Not helping that fact is that Arrow is running alongside The Flash, which absolutely does have a villain who could rival Slade Wilson for how effective he is. Ra's is undermined not only by the impression that the last series' villain could eat him for breakfast, but also by the impression that just a short train journey away is another villain who could eat him for breakfast.
So, here's my suggestions for how Ra's could be improved as a character.
For starters, don't make him a slightly pudgy Australian man with bad hair. Just don't do that. The League of Assassins are influenced by India, China, and the Middle East in Arrow, so make him Indian, Chinese, or Middle Eastern, and make him - well, either visibly old or visibly young. Since the Lazarus Pits are a plot point, it might be an effectively shocking contrast if Ra's old personality is contrasted by his being outwardly youthful - if he was seemingly the same age as Ollie, then there would be a parallel between them.
|Look, not for nothing, but the baby boomers are the least intimidating age|
Secondly, have Ollie be incidental to his plans, at least at first. Instead of him targeting Ollie specifically, have him have come to the same conclusion that Ollie and Malcolm both did: That Starling City is rotten and needs change. Have him begin a campaign of assassinations against key figures in Starling City, and while he has no issue with Ollie, he cannot allow Ollie as the Arrow to interfere with his plans. Since the Lazarus Pits do cause mental instability, he could become more and more obsessed with both purging Starling City entirely and with making Ollie his heir as time went by.
(This would also handily tie in with his characterisation in the second series, where he is meant to be so repulsed by Malcolm's indiscriminate killing that he desires to see the man punished for it.)
Thirdly, have him be Sara's murderer, and instead of a murder mystery plot, have everyone know about it. Instead of having him disapprove of Sara and Nyssa's relationship, have him approve deeply, make it clear that he absolutely adores Sara as a second daughter. Come the mid-season finale, have Ra's and Ollie have their first clash in Starling City, and when Ollie seems beaten, Sara could step in and challenge Ra's instead. The resulting duel would end in Sara's death, after which Ra's would kill Ollie. In maybe ten minutes of screentime you would then establish Ra's as stopping at nothing to achieve his goals, set Laurel up to become the Black Canary, laid the groundwork for a rift between Nyssa and Ra's, given Ra's a nudge along the path to madness, and then when Ollie returns, you have bitterness that it was him who returned and not Sara.
I could probably add two more items to this list, but for the sake of saving wordage, let's not.
|Ollie in his league gear.|
The character writing in general isn't great this series either. Felicity is too often reduced to being a weepy mess, Diggle seems to barely do anything, Ollie seems to be entirely static as a character.
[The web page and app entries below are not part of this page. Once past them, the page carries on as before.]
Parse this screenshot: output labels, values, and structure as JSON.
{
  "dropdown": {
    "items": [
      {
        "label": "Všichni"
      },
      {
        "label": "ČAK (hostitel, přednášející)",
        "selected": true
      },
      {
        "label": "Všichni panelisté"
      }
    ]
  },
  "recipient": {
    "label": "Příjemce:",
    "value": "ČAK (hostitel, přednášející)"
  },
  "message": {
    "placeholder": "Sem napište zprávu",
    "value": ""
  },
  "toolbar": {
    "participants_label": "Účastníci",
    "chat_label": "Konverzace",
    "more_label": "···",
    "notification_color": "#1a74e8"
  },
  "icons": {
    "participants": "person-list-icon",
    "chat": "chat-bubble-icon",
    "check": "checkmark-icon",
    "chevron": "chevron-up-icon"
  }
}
Detective Lance has probably the most character development of the bunch, but it seems off somehow, like flying off the rails and deciding that Ollie is his arch-nemesis was somehow the wrong route for the character to go down. Perhaps that's because that subplot never really gets a conclusion - it's not deliberately left hanging for the next series or anything, it's more like the writers just forgot about it.
I did enjoy this series, and in all honesty, it probably is an improvement over the first series - but it's a pale shadow of the second series, and I do wonder if this is the start of a decline for the show, and if we're going to be seeing a fourth series where the quality drops even more. That concerns me a little.